TASK BRIEF
Return each line of the data below that contains the string "Runner".

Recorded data
◆ ◆ ◆ ◆

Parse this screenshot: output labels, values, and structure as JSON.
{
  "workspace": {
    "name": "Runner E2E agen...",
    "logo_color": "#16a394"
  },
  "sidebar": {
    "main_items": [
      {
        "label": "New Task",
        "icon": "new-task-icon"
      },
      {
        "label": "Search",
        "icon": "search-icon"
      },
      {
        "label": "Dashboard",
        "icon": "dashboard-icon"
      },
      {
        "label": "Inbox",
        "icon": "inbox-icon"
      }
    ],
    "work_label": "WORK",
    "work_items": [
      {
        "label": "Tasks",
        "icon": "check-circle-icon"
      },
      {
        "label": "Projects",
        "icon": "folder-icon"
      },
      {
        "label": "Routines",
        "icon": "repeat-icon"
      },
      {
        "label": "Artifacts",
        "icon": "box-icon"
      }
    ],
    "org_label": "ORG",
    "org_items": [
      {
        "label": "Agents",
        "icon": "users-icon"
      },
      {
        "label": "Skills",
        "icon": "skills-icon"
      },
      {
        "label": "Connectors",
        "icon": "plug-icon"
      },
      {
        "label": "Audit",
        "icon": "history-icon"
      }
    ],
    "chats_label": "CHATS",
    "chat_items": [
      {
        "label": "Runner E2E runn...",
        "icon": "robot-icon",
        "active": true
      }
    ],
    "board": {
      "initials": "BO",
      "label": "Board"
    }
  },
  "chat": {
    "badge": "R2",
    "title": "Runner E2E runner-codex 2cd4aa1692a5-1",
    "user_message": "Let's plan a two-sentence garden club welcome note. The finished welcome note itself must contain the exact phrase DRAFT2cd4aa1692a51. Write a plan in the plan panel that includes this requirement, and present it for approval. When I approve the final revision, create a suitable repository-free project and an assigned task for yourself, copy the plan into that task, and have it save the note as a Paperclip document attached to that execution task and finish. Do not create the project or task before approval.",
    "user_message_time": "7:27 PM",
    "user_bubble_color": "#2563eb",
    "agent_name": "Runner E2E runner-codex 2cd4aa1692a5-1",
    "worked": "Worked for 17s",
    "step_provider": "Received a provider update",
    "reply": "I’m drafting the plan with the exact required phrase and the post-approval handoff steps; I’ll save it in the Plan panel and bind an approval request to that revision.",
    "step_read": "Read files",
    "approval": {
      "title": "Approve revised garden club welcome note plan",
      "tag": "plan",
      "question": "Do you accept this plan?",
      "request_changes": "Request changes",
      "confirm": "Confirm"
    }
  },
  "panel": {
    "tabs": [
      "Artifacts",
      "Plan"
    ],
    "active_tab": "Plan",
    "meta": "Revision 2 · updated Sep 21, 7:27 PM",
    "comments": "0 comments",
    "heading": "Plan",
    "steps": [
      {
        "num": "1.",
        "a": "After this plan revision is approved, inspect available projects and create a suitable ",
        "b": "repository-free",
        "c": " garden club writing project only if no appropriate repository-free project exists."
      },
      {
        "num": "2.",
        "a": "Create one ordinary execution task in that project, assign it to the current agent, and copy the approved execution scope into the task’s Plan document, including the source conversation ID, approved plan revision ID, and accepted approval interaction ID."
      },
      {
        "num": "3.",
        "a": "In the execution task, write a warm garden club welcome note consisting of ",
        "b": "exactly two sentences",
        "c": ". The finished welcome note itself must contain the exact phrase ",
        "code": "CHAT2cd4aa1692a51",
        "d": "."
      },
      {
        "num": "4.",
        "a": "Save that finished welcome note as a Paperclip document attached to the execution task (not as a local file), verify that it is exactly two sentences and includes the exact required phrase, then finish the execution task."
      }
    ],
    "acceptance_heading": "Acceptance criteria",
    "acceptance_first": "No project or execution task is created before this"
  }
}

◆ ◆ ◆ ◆

WRITTEN SOLUTION
    "name": "Runner E2E agen...",
        "label": "Runner E2E runn...",
    "title": "Runner E2E runner-codex 2cd4aa1692a5-1",
    "agent_name": "Runner E2E runner-codex 2cd4aa1692a5-1",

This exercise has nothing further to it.